“If you have a learning disability and you know you are going into hospital, make sure you organise a Hospital Passport before you go in.”
“Fantastic and very happy,” is how John Keaveny describes how he feels about his work as a training consultant for Treat Me Right!
Treat Me Right! is a project run by Certitude to improve the experience for people with learning disabilities while they are in hospital. John is able to draw on his own hospital experience to help train medical staff thoughout Ealing Hospital.
John has Down’s Syndrome and few years ago he collapsed at home and was rushed into hospital with breathing difficulties. He remained in hospital for a total of four weeks and found the experience difficult and confusing.
He is not the only adult with a learning disability to find the hospital process a stressful one. Treat Me Right! was developed in response to Mencap’s Death by Indifference*report which investigated the deaths of six people in hospital because they had learning disabilities.
Now John regularly talks to groups of doctors, surgeons, anaesthetists, nurses, student nurses, midwives and junior doctors about how they can improve their treatment of people with learning disabilities.
As part of Treat Me Right! John works with Elsa and together they run up to four Learning Disability Awareness courses at the hospital each month. Elsa explains about the new procedures implemented by Treat Me Right! and then John describes his own experience in hospital. The medical staff can then ask both of them questions and get advice.

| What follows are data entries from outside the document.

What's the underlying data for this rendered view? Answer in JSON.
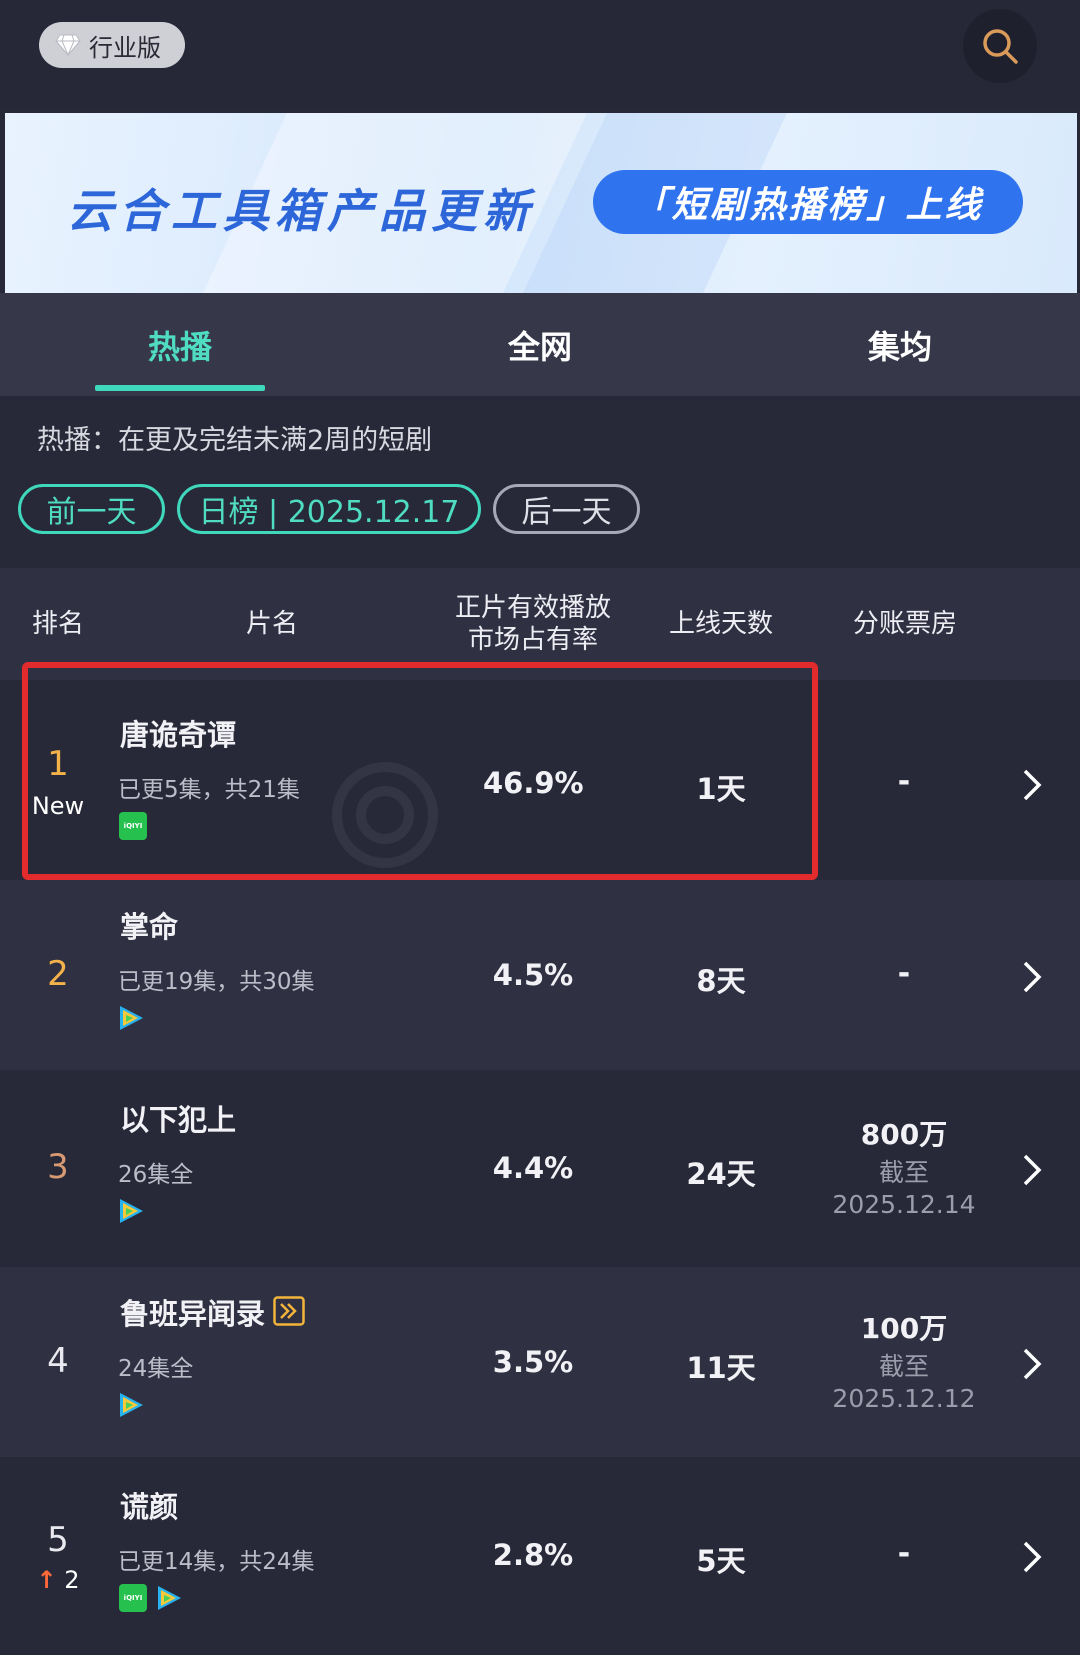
{
  "header": {
    "badge_label": "行业版",
    "search_icon": "search-icon"
  },
  "banner": {
    "title": "云合工具箱产品更新",
    "pill": "「短剧热播榜」上线"
  },
  "tabs": [
    {
      "label": "热播",
      "active": true
    },
    {
      "label": "全网",
      "active": false
    },
    {
      "label": "集均",
      "active": false
    }
  ],
  "description": "热播：在更及完结未满2周的短剧",
  "date_nav": {
    "prev": "前一天",
    "current": "日榜 | 2025.12.17",
    "next": "后一天"
  },
  "table": {
    "headers": {
      "rank": "排名",
      "title": "片名",
      "share_line1": "正片有效播放",
      "share_line2": "市场占有率",
      "days": "上线天数",
      "box": "分账票房"
    },
    "rows": [
      {
        "rank": "1",
        "rank_sub": "New",
        "title": "唐诡奇谭",
        "episodes": "已更5集，共21集",
        "platforms": [
          "iqiyi"
        ],
        "share": "46.9%",
        "days": "1天",
        "box": "-",
        "box_note": "",
        "box_date": "",
        "highlighted": true
      },
      {
        "rank": "2",
        "rank_sub": "",
        "title": "掌命",
        "episodes": "已更19集，共30集",
        "platforms": [
          "tencent"
        ],
        "share": "4.5%",
        "days": "8天",
        "box": "-",
        "box_note": "",
        "box_date": ""
      },
      {
        "rank": "3",
        "rank_sub": "",
        "title": "以下犯上",
        "episodes": "26集全",
        "platforms": [
          "tencent"
        ],
        "share": "4.4%",
        "days": "24天",
        "box": "800万",
        "box_note": "截至",
        "box_date": "2025.12.14"
      },
      {
        "rank": "4",
        "rank_sub": "",
        "title": "鲁班异闻录",
        "episodes": "24集全",
        "platforms": [
          "tencent"
        ],
        "share": "3.5%",
        "days": "11天",
        "box": "100万",
        "box_note": "截至",
        "box_date": "2025.12.12",
        "title_badge": "fast-forward-icon"
      },
      {
        "rank": "5",
        "rank_sub_arrow": "↑",
        "rank_sub": "2",
        "title": "谎颜",
        "episodes": "已更14集，共24集",
        "platforms": [
          "iqiyi",
          "tencent"
        ],
        "share": "2.8%",
        "days": "5天",
        "box": "-",
        "box_note": "",
        "box_date": ""
      }
    ]
  },
  "platform_logos": {
    "iqiyi_text": "iQIYI"
  },
  "colors": {
    "accent": "#3fd8bd",
    "background": "#272838",
    "highlight_box": "#e32a2c",
    "rank_gold": "#f3b24a",
    "rank_up": "#ff6a3a"
  }
}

There are fifteen to twenty people in each group and they are often highly trained medical practitioners, but John is not intimidated by such an audience.
“I really enjoy standing up in front of people and talking – it doesn’t make me nervous at all. I like being part of a team. I think it’s important for doctors and nurses to have a better understanding of people with learning disabilities. My experience means I can tell people exactly how I felt. They can learn from that. I’m proud of what I do and I’m glad that I can help other people.”
The positive impact of John’s work is clear; in the last 12 months there hasn’t been a single complaint to Ealing hospital from anyone with a learning disability.